  3. ^ a b c d e Anne M. Sebba, ‘Arnold, Ethel Margaret (1864/5–1930)’, Oxford Dictionary of National Biography, Oxford University Press, 2004 accessed 6 Nov 2017
  4. ^ Stewart, Herbert L (1920). "Mrs. Humphry Ward". The University Magazine. XIX (2): 193–207.
  5. ^ Trevor, Meriol (1973). The Arnolds: Thomas Arnold and his Family. New York: Charles Scribner's Sons.
  6. ^ Harris, Muriel (1920). "Mrs. Humphry Ward". The North American Review. 211 (775): 818–825. JSTOR 25120533.
  7. ^ Bernard Bergonzi, ‘Arnold, Thomas (1823–1900)’, Oxford Dictionary of National Biography, Oxford University Press, 2004 accessed 6 Nov 2017
  8. ^ Cohen, Morton N. (2015-04-09). Lewis Carroll: A Biography. Pan Macmillan. ISBN 978-1-4472-8614-1.
  9. ^ Wachter, Phyllis E. (1987). "Ethel M. Arnold (1865-1930): New Woman Journalist". Victorian Periodicals Review. 20 (3): 107–111. JSTOR 20082268.
  10. ^ Sally Ledger (1997). The New Woman: Fiction and Feminism at the Fin de Siècle. Manchester University Press. p. 125. ISBN 978-0-7190-4093-1.
  11. ^ "Ethel M. Arnold Lecture Subjects". memory.loc.gov. Retrieved 7 November 2017.
  12. ^ Stanton, Elizabeth Cady; Anthony, Susan B.; Gage, Matilda Joslyn; Harper, Ida Husted (1992). History of Woman Suffrage: 1900-1920. Fowler & Wells.

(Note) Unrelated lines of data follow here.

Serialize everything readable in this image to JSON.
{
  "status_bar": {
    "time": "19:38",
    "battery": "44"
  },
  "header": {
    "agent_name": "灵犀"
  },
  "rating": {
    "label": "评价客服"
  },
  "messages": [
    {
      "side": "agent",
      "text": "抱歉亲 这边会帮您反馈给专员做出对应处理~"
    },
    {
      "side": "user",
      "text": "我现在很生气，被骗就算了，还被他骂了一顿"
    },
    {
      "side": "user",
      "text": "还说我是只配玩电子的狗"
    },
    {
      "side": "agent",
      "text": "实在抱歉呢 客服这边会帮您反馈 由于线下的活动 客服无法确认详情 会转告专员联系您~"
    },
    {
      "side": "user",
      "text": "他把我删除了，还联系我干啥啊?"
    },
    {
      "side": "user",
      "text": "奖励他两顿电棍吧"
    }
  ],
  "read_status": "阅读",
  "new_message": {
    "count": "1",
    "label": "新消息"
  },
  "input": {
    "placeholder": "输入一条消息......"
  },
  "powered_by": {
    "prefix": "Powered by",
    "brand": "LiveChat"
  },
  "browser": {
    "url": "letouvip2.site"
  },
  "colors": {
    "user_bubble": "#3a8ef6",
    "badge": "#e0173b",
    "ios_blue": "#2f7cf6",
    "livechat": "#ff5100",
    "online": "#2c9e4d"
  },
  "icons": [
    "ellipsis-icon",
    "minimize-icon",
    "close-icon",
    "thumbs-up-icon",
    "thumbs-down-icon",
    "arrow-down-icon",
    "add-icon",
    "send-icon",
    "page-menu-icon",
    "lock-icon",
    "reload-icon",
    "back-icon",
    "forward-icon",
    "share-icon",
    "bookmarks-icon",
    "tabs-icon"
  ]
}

  13. ^ a b c d e f A. J. H. Reeve, ‘Arnold, Thomas (1795–1842)’, Oxford Dictionary of National Biography, Oxford University Press, 2004; online edn, May 2014 accessed 6 Nov 2017